Most of the research into measuring student engagement prior to the widespread adoption of online, or web based classes, has concentrated on the simple measure of attendance (Douglas & Alemanne, 2007). While class attendance is a crude measure, in that it is only ever indicative of participation and does not necessarily consider the quality of the participation, it has nevertheless been found to be an important variable in determining student success (Douglas, 2008). It could also be said that class attendance is used as a metric for engagement, simply because it is one of the few indicators of engagement that are visible, or external to the student. For example, student motivation is often linked closely with engagement and has been defined as an internal state or condition that activates behaviour and gives it direction (Huitt, 2001). Class participation could be seen as an indicator of behaviour activated by a students’ motivation and can also be measured in online education, albeit with the same limitations concerning the quality of the participation.
Douglas, I. (2008, 14 December 2008). Measuring Participation in Internet Supported Courses. Paper presented at the 2008 International Conference on Computer Science and Software Engineering, Wuhan, China.
Douglas, I., & Alemanne, N. D. (2007). Measuring Student Participation and Effort. Paper presented at the International Conference on Cognition and Exploratory Learning in Digital Age, Algarve, Portugal.
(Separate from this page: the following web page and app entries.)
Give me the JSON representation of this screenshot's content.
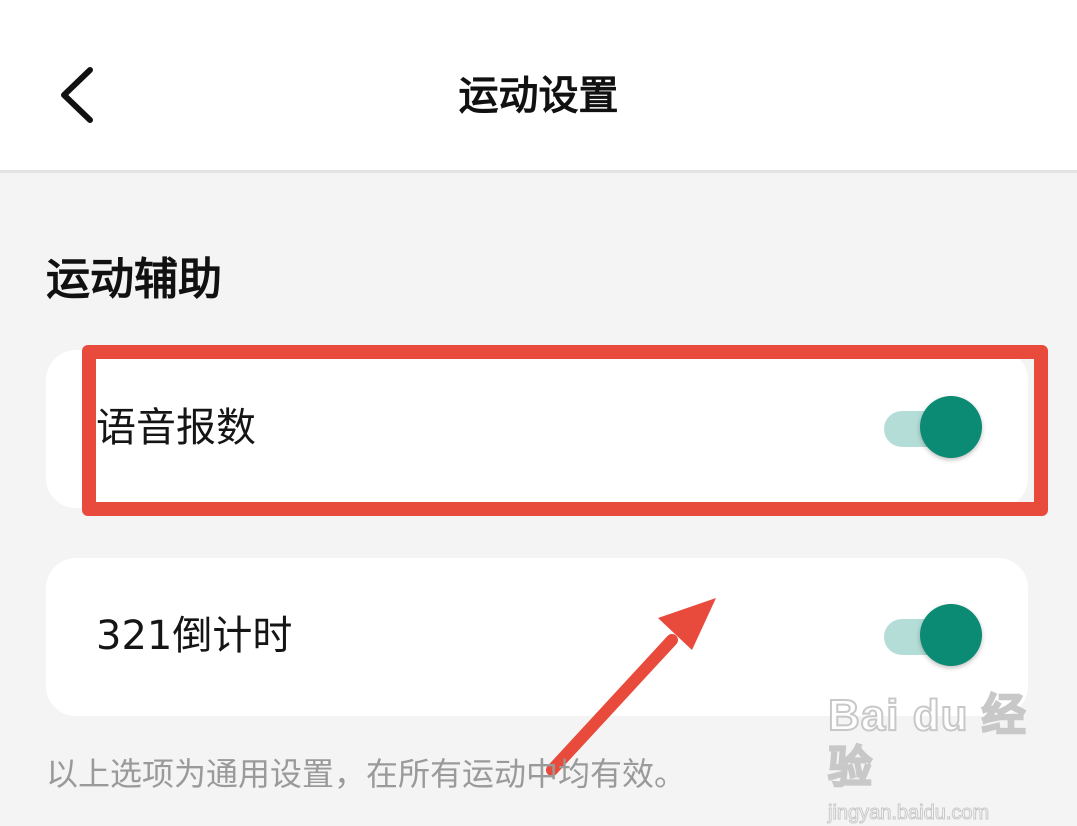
{
  "header": {
    "title": "运动设置",
    "back_icon": "chevron-left-icon"
  },
  "section": {
    "title": "运动辅助"
  },
  "settings": [
    {
      "label": "语音报数",
      "enabled": true
    },
    {
      "label": "321倒计时",
      "enabled": true
    }
  ],
  "footnote": "以上选项为通用设置，在所有运动中均有效。",
  "colors": {
    "toggle_on": "#0b8a74",
    "toggle_track": "#b4ddd7",
    "annotation": "#e84a3c"
  },
  "watermark": {
    "logo": "Bai du 经验",
    "url": "jingyan.baidu.com"
  }
}
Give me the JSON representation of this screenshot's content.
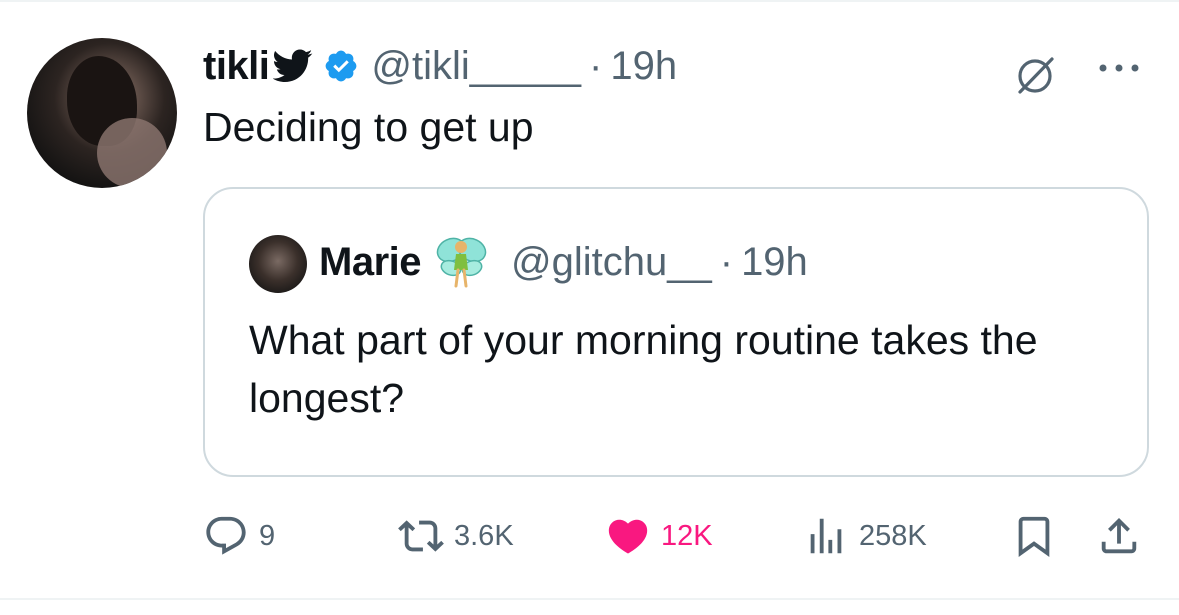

Huitt, W. (2001). Motivation to Learn [Electronic Version]. Educational Psychology Interactive. Retrieved 31st October 2009, from http://chiron.valdosta.edu/whuitt/col/motivaton/motivate.html